[Given data]

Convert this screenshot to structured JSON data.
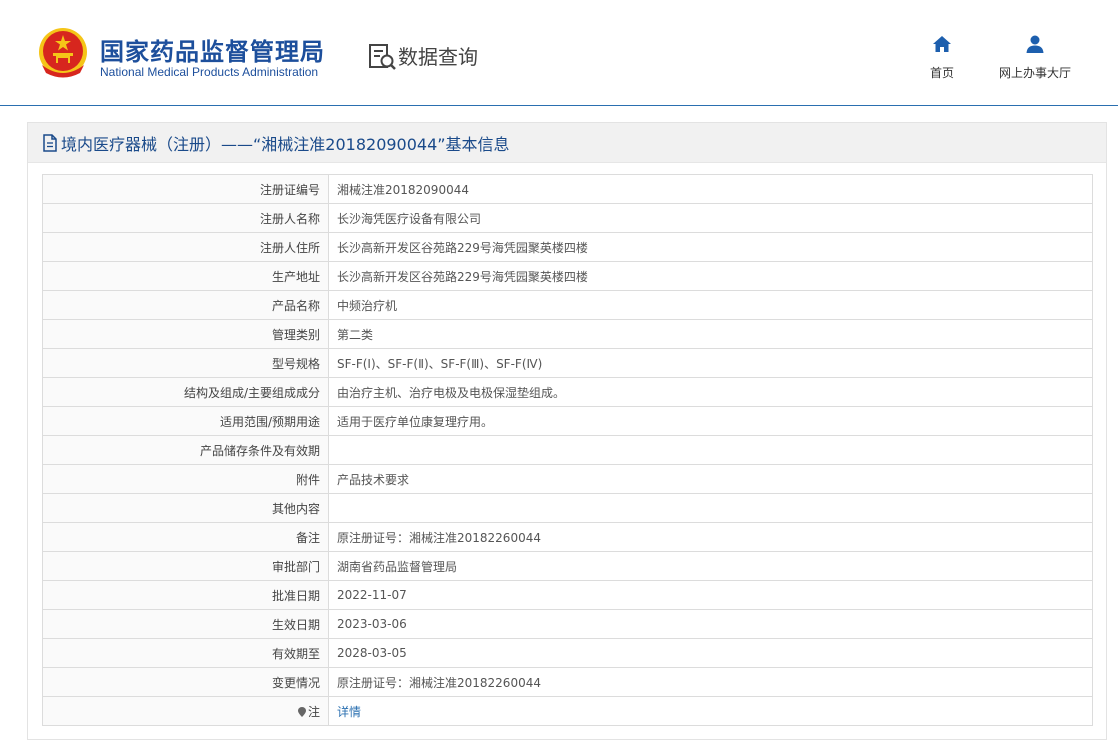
{
  "header": {
    "org_cn": "国家药品监督管理局",
    "org_en": "National Medical Products Administration",
    "query_title": "数据查询",
    "nav": [
      {
        "label": "首页",
        "icon": "home-icon"
      },
      {
        "label": "网上办事大厅",
        "icon": "user-icon"
      }
    ]
  },
  "panel": {
    "title": "境内医疗器械（注册）——“湘械注准20182090044”基本信息",
    "rows": [
      {
        "label": "注册证编号",
        "value": "湘械注准20182090044"
      },
      {
        "label": "注册人名称",
        "value": "长沙海凭医疗设备有限公司"
      },
      {
        "label": "注册人住所",
        "value": "长沙高新开发区谷苑路229号海凭园聚英楼四楼"
      },
      {
        "label": "生产地址",
        "value": "长沙高新开发区谷苑路229号海凭园聚英楼四楼"
      },
      {
        "label": "产品名称",
        "value": "中频治疗机"
      },
      {
        "label": "管理类别",
        "value": "第二类"
      },
      {
        "label": "型号规格",
        "value": "SF-F(Ⅰ)、SF-F(Ⅱ)、SF-F(Ⅲ)、SF-F(Ⅳ)"
      },
      {
        "label": "结构及组成/主要组成成分",
        "value": "由治疗主机、治疗电极及电极保湿垫组成。"
      },
      {
        "label": "适用范围/预期用途",
        "value": "适用于医疗单位康复理疗用。"
      },
      {
        "label": "产品储存条件及有效期",
        "value": ""
      },
      {
        "label": "附件",
        "value": "产品技术要求"
      },
      {
        "label": "其他内容",
        "value": ""
      },
      {
        "label": "备注",
        "value": "原注册证号：湘械注准20182260044"
      },
      {
        "label": "审批部门",
        "value": "湖南省药品监督管理局"
      },
      {
        "label": "批准日期",
        "value": "2022-11-07"
      },
      {
        "label": "生效日期",
        "value": "2023-03-06"
      },
      {
        "label": "有效期至",
        "value": "2028-03-05"
      },
      {
        "label": "变更情况",
        "value": "原注册证号：湘械注准20182260044"
      }
    ],
    "note_row": {
      "label": "注",
      "link": "详情"
    }
  },
  "colors": {
    "brand": "#1d4f9c",
    "link": "#2a6fb0",
    "emblem_red": "#d7261e",
    "emblem_gold": "#f5c518"
  }
}
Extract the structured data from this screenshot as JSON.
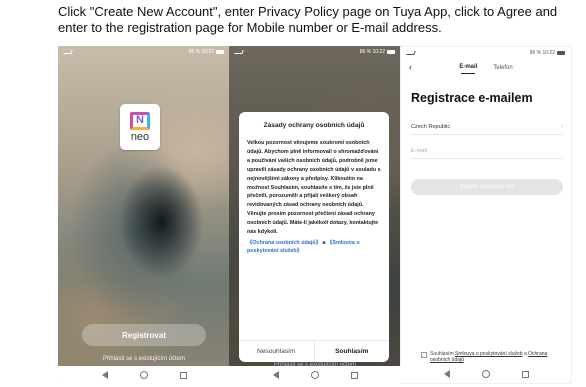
{
  "caption": "Click \"Create New Account\", enter Privacy Policy page on Tuya App, click to Agree and enter to the registration page for Mobile number or E-mail address.",
  "status_bar": {
    "right_text": "86 % 10:22"
  },
  "screen1": {
    "logo_text": "neo",
    "logo_mark": "N",
    "register_label": "Registrovat",
    "login_link": "Přihlásit se s existujícím účtem"
  },
  "screen2": {
    "dialog_title": "Zásady ochrany osobních údajů",
    "dialog_body": "Velkou pozornost věnujeme soukromí osobních údajů. Abychom plně informovali o shromažďování a používání vašich osobních údajů, podrobně jsme upravili zásady ochrany osobních údajů v souladu s nejnovějšími zákony a předpisy. Kliknutím na možnost Souhlasím, souhlasíte s tím, že jste plně přečetli, porozuměli a přijali veškerý obsah revidovaných zásad ochrany osobních údajů. Věnujte prosím pozornost přečtení zásad ochrany osobních údajů. Máte-li jakékoli dotazy, kontaktujte nás kdykoli.",
    "link_privacy": "《Ochrana osobních údajů》",
    "link_and": "a",
    "link_agreement": "《Smlouva o poskytování služeb》",
    "decline_label": "Nesouhlasím",
    "agree_label": "Souhlasím",
    "background_login": "Přihlásit se s existujícím účtem"
  },
  "screen3": {
    "back_icon": "‹",
    "tab_email": "E-mail",
    "tab_phone": "Telefon",
    "title": "Registrace e-mailem",
    "country_value": "Czech Republic",
    "email_placeholder": "E-mail",
    "code_button": "Načtěte ověřovací kód",
    "consent_prefix": "Souhlasím",
    "consent_link1": "Smlouva o poskytování služeb",
    "consent_and": "a",
    "consent_link2": "Ochrana osobních údajů"
  },
  "colors": {
    "accent_link": "#2a6fd6",
    "logo_magenta": "#c850b0",
    "logo_cyan": "#38b6e6",
    "logo_orange": "#ffb02e"
  }
}
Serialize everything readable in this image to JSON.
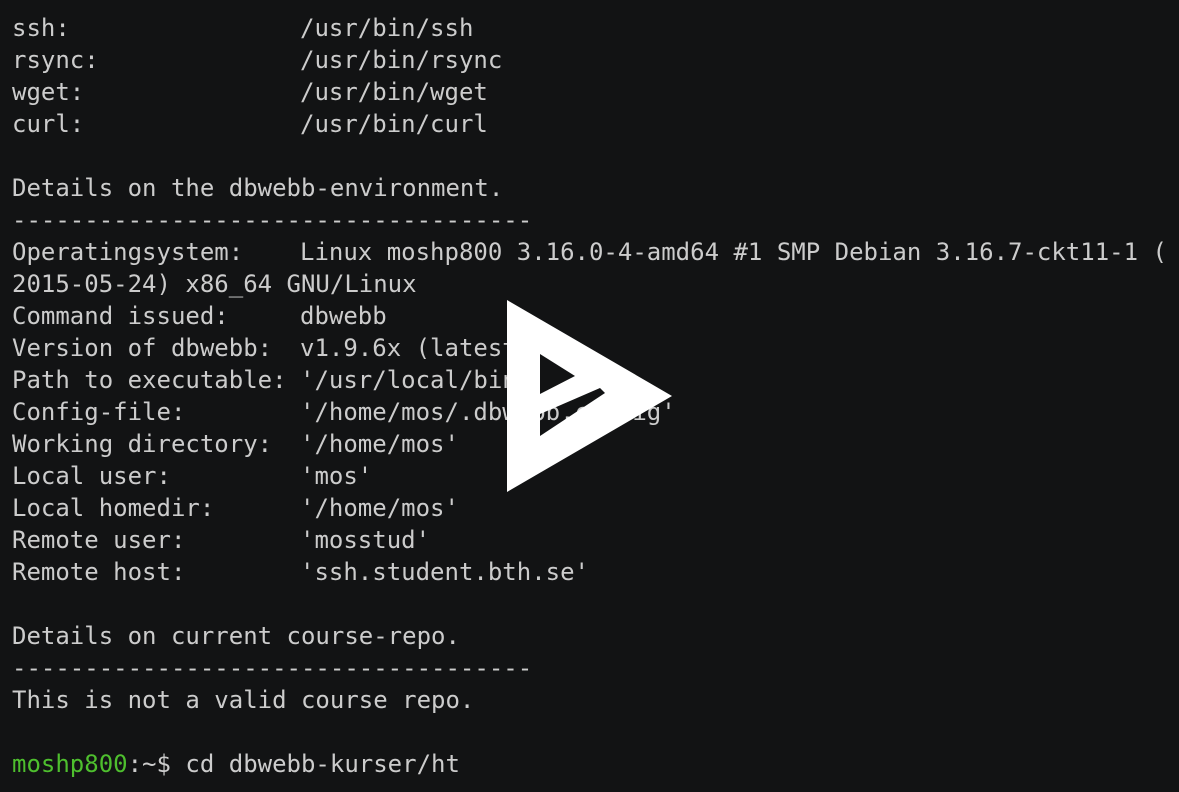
{
  "terminal": {
    "tools": [
      {
        "label": "ssh:",
        "value": "/usr/bin/ssh"
      },
      {
        "label": "rsync:",
        "value": "/usr/bin/rsync"
      },
      {
        "label": "wget:",
        "value": "/usr/bin/wget"
      },
      {
        "label": "curl:",
        "value": "/usr/bin/curl"
      }
    ],
    "env_heading": "Details on the dbwebb-environment.",
    "separator": "------------------------------------",
    "env": {
      "os_label": "Operatingsystem:",
      "os_value": "Linux moshp800 3.16.0-4-amd64 #1 SMP Debian 3.16.7-ckt11-1 (",
      "os_value_cont": "2015-05-24) x86_64 GNU/Linux",
      "items": [
        {
          "label": "Command issued:",
          "value": "dbwebb"
        },
        {
          "label": "Version of dbwebb:",
          "value": "v1.9.6x (latest"
        },
        {
          "label": "Path to executable:",
          "value": "'/usr/local/bin"
        },
        {
          "label": "Config-file:",
          "value": "'/home/mos/.dbwebb.config'"
        },
        {
          "label": "Working directory:",
          "value": "'/home/mos'"
        },
        {
          "label": "Local user:",
          "value": "'mos'"
        },
        {
          "label": "Local homedir:",
          "value": "'/home/mos'"
        },
        {
          "label": "Remote user:",
          "value": "'mosstud'"
        },
        {
          "label": "Remote host:",
          "value": "'ssh.student.bth.se'"
        }
      ]
    },
    "repo_heading": "Details on current course-repo.",
    "repo_message": "This is not a valid course repo.",
    "prompt": {
      "host": "moshp800",
      "path_symbol": ":~$ ",
      "command": "cd dbwebb-kurser/ht"
    }
  },
  "overlay": {
    "icon": "asciinema-play-icon",
    "color": "#ffffff"
  },
  "colors": {
    "background": "#121314",
    "text": "#cccccc",
    "prompt_host": "#4ebf2e"
  }
}
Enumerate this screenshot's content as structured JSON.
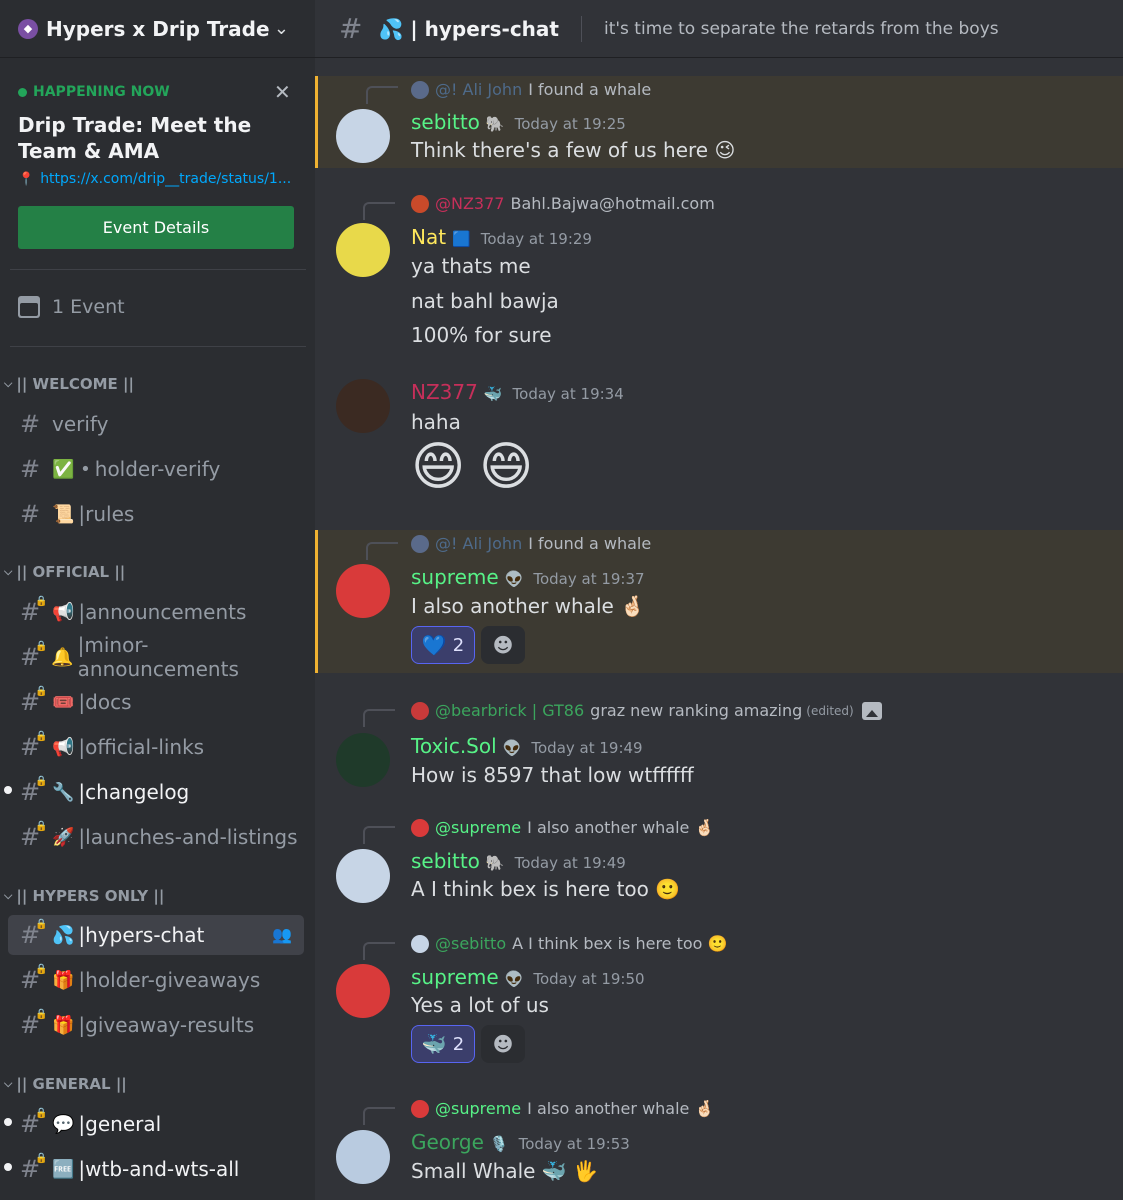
{
  "server": {
    "name": "Hypers x Drip Trade"
  },
  "event": {
    "status": "HAPPENING NOW",
    "title": "Drip Trade: Meet the Team & AMA",
    "link": "https://x.com/drip__trade/status/1...",
    "button": "Event Details",
    "count_label": "1 Event"
  },
  "categories": {
    "welcome": "|| WELCOME ||",
    "official": "|| OFFICIAL ||",
    "hypers_only": "|| HYPERS ONLY ||",
    "general": "|| GENERAL ||"
  },
  "channels": {
    "verify": "verify",
    "holder_verify": "holder-verify",
    "rules": "|rules",
    "announcements": "|announcements",
    "minor_announcements": "|minor-announcements",
    "docs": "|docs",
    "official_links": "|official-links",
    "changelog": "|changelog",
    "launches": "|launches-and-listings",
    "hypers_chat": "|hypers-chat",
    "holder_giveaways": "|holder-giveaways",
    "giveaway_results": "|giveaway-results",
    "general": "|general",
    "wtb": "|wtb-and-wts-all"
  },
  "channel_emojis": {
    "holder_verify": "✅ •",
    "rules": "📜",
    "announcements": "📢",
    "minor_announcements": "🔔",
    "docs": "🎟️",
    "official_links": "📢",
    "changelog": "🔧",
    "launches": "🚀",
    "hypers_chat": "💦",
    "holder_giveaways": "🎁",
    "giveaway_results": "🎁",
    "general": "💬",
    "wtb": "🆓"
  },
  "topbar": {
    "channel": "💦 | hypers-chat",
    "topic": "it's time to separate the retards from the boys"
  },
  "colors": {
    "accent": "#5865f2",
    "green": "#23a55a",
    "highlight": "#f0b232"
  },
  "messages": [
    {
      "reply_mention": "@! Ali John",
      "reply_text": "I found a whale",
      "user": "sebitto",
      "user_color": "#57f287",
      "badge": "🐘",
      "time": "Today at 19:25",
      "lines": [
        "Think there's a few of us here 😉"
      ]
    },
    {
      "reply_mention": "@NZ377",
      "reply_text": "Bahl.Bajwa@hotmail.com",
      "user": "Nat",
      "user_color": "#fee75c",
      "badge": "🟦",
      "time": "Today at 19:29",
      "lines": [
        "ya thats me",
        "nat bahl bawja",
        "100% for sure"
      ]
    },
    {
      "user": "NZ377",
      "user_color": "#c62f5a",
      "badge": "🐳",
      "time": "Today at 19:34",
      "lines": [
        "haha"
      ],
      "big_emoji": "😄"
    },
    {
      "reply_mention": "@! Ali John",
      "reply_text": "I found a whale",
      "user": "supreme",
      "user_color": "#57f287",
      "badge": "👽",
      "time": "Today at 19:37",
      "lines": [
        "I also another whale 🤞🏻"
      ],
      "reaction": {
        "emoji": "💙",
        "count": "2"
      }
    },
    {
      "reply_mention": "@bearbrick | GT86",
      "reply_text": "graz new ranking amazing",
      "reply_edited": "(edited)",
      "user": "Toxic.Sol",
      "user_color": "#57f287",
      "badge": "👽",
      "time": "Today at 19:49",
      "lines": [
        "How is 8597 that low wtffffff"
      ]
    },
    {
      "reply_mention": "@supreme",
      "reply_text": "I also another whale 🤞🏻",
      "user": "sebitto",
      "user_color": "#57f287",
      "badge": "🐘",
      "time": "Today at 19:49",
      "lines": [
        "A I think bex is here too 🙂"
      ]
    },
    {
      "reply_mention": "@sebitto",
      "reply_text": "A I think bex is here too 🙂",
      "user": "supreme",
      "user_color": "#57f287",
      "badge": "👽",
      "time": "Today at 19:50",
      "lines": [
        "Yes a lot of us"
      ],
      "reaction": {
        "emoji": "🐳",
        "count": "2"
      }
    },
    {
      "reply_mention": "@supreme",
      "reply_text": "I also another whale 🤞🏻",
      "user": "George",
      "user_color": "#3ba55d",
      "badge": "🎙️",
      "time": "Today at 19:53",
      "lines": [
        "Small Whale 🐳 🖐️"
      ]
    }
  ]
}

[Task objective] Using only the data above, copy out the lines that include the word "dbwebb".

[Exercise answer]
    "env_heading": "Details on the dbwebb-environment.",
          "value": "dbwebb"
          "label": "Version of dbwebb:",
          "value": "'/home/mos/.dbwebb.config'"
      "command": "cd dbwebb-kurser/ht"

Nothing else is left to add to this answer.